Course objectives

After following this course the participants will have good insights into the mechanisms and chemistry of novel chemical modalities in drug discovery. For chemical biologists, medicinal chemists and drug discovery scientists this knowledge will be essential and highly valuable, both for a career in academia and in industry. In detail the participants will:

  • Know which novel chemical modalities exist beyond classical small molecule drugs (e.g., antisense oligonucleotides, peptide based modalities and antibody drug conjugates)

  • Be able to understand and explain mechanisms and applications of novel chemical modalities

  • Explore discovery strategies for novel chemical modalities

  • Learn about the chemistry used to create novel chemical modalities

  • Be able to read and understand recent scientific literature


This course is scheduled for semester 1, period 2.
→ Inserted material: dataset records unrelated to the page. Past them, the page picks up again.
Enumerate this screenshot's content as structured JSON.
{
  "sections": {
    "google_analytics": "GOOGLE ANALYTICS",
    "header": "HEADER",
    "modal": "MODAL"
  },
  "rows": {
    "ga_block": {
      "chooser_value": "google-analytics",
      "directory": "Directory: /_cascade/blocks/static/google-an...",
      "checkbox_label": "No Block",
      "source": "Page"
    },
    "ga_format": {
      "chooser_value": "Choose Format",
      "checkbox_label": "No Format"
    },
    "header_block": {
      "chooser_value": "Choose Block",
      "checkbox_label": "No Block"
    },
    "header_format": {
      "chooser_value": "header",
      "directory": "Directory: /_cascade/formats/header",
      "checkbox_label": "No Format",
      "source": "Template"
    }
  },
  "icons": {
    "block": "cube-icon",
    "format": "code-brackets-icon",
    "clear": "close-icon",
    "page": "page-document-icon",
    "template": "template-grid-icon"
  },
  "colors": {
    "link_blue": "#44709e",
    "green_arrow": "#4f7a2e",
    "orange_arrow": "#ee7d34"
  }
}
You will find the timetables for all courses and degree programmes of Leiden University in the tool MyTimetable (login). Any teaching activities that you have sucessfully registered for in MyStudyMap will automatically be displayed in MyTimeTable. Any timetables that you add manually, will be saved and automatically displayed the next time you sign in.

MyTimetable allows you to integrate your timetable with your calendar apps such as Outlook, Google Calendar, Apple Calendar and other calendar apps on your smartphone. Any timetable changes will be automatically synced with your calendar. If you wish, you can also receive an email notification of the change. You can turn notifications on in ‘Settings’ (after login).

For more information, watch the video or go the the 'help-page' in MyTimetable. Please note: Joint Degree students Leiden/Delft have to merge their two different timetables into one. This video explains how to do this.

A detailed course schedule will be published on Brightspace.

Mode of instruction

Lectures, tutorials, self-tuition, classroom exercises and presentations

Assessment method

The assessment will be based on an oral presentation (30%) and a written exam (70%).

The presentation will be on a scientific paper (related to the topics treated in the course). The paper will be assigned by the lecturer.

For each individual exam, the grade is expressed either with pass or fail, or by using a decimal integer between 1.0 and 10.0 that should be ≥ 5.5. The final grade is expressed using an integer between 1 and 10 and can be rounded off/up to a half integer, with the exception of the grade 5.5. Final grades between 5.50 and 5.99 will be rounded up to 6.0. The final grade should be 6.0 to successfully complete this course.

The time and manner of the inspection and of the feedback session on the examination are specified in the Brightspace module of the course.

Reading list

The list will be announced during the course. Will be mainly based on scripts of the course and scientific literature provided by the lecturer.


Every student has to register for courses with the enrollment tool MyStudyMap. There are two registration periods per year: registration for the fall semester opens in July and registration for the spring semester opens in December. Please see this page for more information.

Please note that it is compulsory to both preregister and confirm your participation for every exam and retake. Not being registered for a course means that you are not allowed to participate in the final exam of the course. If you want to retake of the exam of the course without following the lectures, you have to contact the coordinator of the course to see if this is possible (you would have to passed the other assignments of the course in the earlier year).
Confirming your exam participation is possible until ten days before the exam.

Extensive FAQ's on MyStudymap can be found here.


Dr. Sebastian Pomplun (e-mail: +31(0)71 527 4651


A minimum of 5 students and a maximum of 20 master students applies to this course. Placement is based on the registration date in MystudyMap.

This information is without prejudice. Alterations can be made for next year.

This information is without prejudice. Alterations can be made for next year.